> **Brief**
Provide only the number of lines below in which the string "Юбилей" occurs.

> **Records for processing**
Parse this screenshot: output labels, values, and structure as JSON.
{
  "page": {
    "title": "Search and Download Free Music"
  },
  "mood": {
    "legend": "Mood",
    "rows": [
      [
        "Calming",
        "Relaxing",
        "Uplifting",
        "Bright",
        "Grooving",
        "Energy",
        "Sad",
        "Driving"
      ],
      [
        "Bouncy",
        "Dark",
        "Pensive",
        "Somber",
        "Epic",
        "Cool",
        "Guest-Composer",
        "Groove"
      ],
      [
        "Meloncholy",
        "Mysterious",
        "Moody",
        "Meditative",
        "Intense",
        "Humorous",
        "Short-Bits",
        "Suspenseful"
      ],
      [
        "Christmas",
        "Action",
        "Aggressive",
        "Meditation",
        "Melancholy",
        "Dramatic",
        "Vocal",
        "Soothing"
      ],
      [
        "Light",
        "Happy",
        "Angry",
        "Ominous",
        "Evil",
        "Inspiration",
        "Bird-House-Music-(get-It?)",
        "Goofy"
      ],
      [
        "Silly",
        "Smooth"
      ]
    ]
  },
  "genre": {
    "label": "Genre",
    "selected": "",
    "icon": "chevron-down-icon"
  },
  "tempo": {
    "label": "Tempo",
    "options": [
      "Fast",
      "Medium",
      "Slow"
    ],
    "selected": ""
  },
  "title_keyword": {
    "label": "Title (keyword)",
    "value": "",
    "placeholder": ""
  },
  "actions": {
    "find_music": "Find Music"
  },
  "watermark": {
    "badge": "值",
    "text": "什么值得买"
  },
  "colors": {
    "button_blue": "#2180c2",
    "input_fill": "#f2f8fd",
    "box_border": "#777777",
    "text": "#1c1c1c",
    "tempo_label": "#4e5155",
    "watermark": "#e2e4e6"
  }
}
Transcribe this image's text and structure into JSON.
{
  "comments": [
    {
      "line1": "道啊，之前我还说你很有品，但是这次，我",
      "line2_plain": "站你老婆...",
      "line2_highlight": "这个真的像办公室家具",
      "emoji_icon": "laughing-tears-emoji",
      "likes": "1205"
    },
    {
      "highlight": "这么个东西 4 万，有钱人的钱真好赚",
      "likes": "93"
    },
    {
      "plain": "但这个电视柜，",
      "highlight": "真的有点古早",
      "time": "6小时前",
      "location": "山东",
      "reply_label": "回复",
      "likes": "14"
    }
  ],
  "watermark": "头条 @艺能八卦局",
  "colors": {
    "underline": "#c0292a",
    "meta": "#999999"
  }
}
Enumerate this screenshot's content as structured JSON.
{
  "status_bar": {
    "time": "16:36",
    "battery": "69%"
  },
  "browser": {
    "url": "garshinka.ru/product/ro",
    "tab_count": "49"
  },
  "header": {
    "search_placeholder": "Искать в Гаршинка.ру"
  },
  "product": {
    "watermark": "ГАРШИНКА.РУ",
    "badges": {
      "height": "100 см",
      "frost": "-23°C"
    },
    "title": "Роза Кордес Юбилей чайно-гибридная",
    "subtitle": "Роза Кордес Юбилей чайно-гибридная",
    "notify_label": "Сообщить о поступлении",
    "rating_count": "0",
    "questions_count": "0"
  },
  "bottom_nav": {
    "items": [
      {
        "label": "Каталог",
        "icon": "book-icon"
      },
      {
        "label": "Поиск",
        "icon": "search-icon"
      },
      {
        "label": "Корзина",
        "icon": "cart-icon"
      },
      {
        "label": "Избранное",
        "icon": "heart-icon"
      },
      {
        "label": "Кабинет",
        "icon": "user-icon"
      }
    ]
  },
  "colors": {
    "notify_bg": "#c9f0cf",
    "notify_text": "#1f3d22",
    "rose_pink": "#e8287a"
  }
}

> **Solution to the problem**
2